* Your objective *
Would it be possible to quote, exactly and in full, the lines from the one with "What's the underlying" through the end of the entries below?

Items from an interface collection:
:::::

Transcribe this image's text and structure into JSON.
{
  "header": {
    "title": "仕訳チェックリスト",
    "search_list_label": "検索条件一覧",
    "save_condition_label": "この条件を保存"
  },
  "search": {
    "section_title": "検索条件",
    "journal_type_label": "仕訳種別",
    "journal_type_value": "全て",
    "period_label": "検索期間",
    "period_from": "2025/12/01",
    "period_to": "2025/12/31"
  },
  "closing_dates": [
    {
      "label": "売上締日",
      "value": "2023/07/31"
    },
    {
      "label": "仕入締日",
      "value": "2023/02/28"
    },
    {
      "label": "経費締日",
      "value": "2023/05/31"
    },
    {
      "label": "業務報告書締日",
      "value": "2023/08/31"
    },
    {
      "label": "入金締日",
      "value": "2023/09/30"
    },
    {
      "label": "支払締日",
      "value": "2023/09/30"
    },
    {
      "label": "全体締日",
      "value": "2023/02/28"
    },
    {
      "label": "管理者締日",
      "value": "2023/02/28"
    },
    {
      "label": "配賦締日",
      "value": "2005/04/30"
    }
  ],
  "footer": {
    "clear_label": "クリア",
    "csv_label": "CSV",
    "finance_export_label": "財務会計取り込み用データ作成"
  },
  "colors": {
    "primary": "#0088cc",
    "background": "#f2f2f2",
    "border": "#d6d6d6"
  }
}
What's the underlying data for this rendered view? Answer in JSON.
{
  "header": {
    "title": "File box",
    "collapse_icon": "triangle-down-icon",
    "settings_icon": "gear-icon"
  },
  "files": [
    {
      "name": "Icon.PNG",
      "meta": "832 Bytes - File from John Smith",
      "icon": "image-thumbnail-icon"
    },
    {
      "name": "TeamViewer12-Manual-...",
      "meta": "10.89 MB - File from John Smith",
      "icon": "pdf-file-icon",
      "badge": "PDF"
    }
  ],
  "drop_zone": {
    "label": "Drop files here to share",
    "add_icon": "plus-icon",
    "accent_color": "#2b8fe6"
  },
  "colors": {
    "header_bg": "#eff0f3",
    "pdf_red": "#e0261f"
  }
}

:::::

* Answer to this task *
What's the underlying data for this rendered view? Answer in JSON.
{
  "header": {
    "title": "File box",
    "collapse_icon": "triangle-down-icon",
    "settings_icon": "gear-icon"
  },
  "files": [
    {
      "name": "Icon.PNG",
      "meta": "832 Bytes - File from John Smith",
      "icon": "image-thumbnail-icon"
    },
    {
      "name": "TeamViewer12-Manual-...",
      "meta": "10.89 MB - File from John Smith",
      "icon": "pdf-file-icon",
      "badge": "PDF"
    }
  ],
  "drop_zone": {
    "label": "Drop files here to share",
    "add_icon": "plus-icon",
    "accent_color": "#2b8fe6"
  },
  "colors": {
    "header_bg": "#eff0f3",
    "pdf_red": "#e0261f"
  }
}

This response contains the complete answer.